Data excerpts
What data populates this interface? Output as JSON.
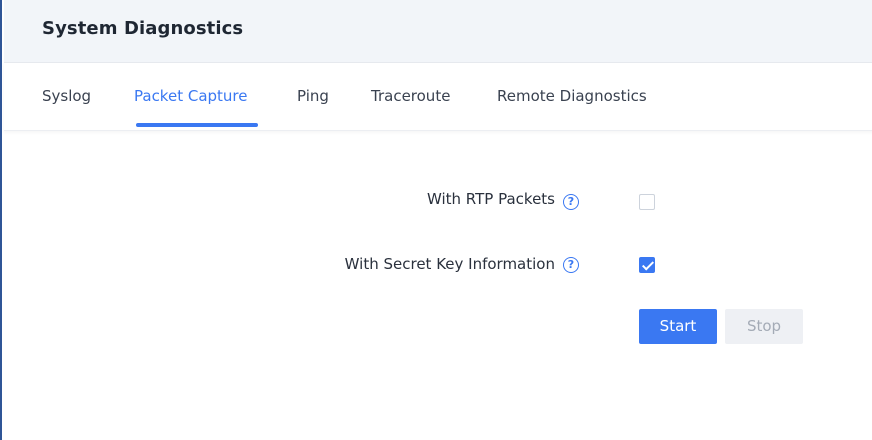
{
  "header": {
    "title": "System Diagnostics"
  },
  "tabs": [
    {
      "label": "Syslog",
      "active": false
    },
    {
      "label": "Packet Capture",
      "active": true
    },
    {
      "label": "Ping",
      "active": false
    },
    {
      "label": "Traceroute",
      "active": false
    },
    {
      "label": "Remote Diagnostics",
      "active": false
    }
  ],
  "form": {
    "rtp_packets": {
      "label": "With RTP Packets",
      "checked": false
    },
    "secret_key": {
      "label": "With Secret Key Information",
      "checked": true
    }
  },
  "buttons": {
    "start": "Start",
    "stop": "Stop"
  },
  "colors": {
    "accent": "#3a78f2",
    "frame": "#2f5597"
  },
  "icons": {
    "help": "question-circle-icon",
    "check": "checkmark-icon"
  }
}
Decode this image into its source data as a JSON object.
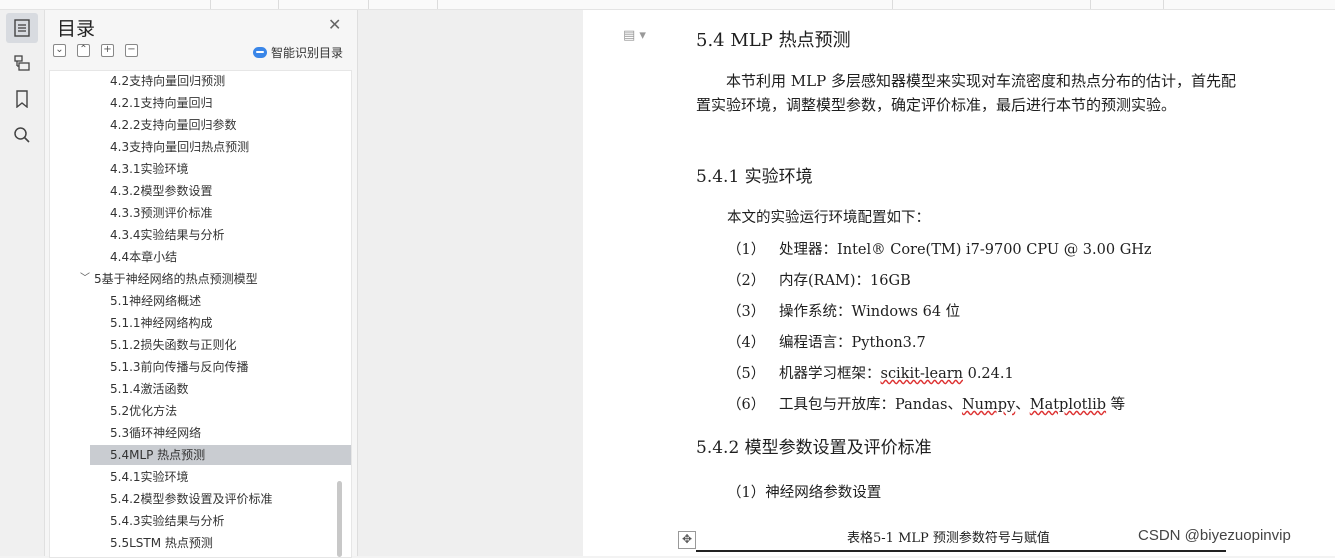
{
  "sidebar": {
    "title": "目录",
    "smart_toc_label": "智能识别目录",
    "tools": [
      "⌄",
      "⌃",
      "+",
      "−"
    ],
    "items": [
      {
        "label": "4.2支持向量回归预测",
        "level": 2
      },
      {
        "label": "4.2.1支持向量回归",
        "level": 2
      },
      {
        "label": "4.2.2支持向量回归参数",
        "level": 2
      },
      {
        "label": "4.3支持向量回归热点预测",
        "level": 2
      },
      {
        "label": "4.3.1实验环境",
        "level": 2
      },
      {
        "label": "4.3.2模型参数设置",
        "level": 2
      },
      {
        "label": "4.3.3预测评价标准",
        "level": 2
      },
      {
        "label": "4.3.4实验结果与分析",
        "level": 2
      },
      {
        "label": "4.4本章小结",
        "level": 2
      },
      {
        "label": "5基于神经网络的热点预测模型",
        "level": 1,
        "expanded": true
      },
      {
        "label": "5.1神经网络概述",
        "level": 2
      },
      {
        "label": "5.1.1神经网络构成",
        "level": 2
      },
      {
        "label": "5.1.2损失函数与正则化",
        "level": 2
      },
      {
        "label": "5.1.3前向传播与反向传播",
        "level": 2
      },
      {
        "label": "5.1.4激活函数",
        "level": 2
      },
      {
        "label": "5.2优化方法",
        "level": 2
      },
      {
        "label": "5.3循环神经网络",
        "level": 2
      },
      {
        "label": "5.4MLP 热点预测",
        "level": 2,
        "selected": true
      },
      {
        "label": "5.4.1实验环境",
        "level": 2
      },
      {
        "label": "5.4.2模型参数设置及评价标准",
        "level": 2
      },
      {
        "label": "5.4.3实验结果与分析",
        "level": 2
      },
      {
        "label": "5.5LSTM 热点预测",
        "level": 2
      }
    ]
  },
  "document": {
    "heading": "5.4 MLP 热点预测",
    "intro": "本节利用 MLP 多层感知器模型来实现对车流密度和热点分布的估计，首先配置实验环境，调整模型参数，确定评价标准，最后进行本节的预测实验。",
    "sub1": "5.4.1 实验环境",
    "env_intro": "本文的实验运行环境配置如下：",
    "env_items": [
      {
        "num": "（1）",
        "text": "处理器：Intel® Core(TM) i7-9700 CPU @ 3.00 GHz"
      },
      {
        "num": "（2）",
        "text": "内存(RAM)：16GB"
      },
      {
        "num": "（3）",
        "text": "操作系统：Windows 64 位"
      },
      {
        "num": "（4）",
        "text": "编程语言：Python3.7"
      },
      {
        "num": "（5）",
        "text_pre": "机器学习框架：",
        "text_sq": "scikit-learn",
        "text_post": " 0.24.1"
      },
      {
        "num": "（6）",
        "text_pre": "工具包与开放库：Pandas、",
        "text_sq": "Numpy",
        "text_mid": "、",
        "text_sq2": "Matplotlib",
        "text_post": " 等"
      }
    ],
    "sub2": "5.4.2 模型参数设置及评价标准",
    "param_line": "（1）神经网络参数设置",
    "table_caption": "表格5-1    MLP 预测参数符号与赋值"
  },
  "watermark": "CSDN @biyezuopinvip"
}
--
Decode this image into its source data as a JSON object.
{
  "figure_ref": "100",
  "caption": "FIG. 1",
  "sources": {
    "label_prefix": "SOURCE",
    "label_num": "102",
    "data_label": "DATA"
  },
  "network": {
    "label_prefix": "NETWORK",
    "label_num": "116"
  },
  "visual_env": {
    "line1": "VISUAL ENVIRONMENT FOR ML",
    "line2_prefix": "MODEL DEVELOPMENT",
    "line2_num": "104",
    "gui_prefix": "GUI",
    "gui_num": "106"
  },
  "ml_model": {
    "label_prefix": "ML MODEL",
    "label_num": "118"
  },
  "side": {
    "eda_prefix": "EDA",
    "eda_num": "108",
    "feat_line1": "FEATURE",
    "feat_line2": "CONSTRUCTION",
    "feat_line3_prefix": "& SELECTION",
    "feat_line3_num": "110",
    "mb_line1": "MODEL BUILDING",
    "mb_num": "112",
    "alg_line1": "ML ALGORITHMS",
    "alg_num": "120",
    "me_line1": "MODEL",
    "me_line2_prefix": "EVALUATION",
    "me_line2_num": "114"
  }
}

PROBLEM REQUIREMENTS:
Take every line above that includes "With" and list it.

EXERCISE SOLUTION:
      "label": "With RTP Packets",
      "label": "With Secret Key Information",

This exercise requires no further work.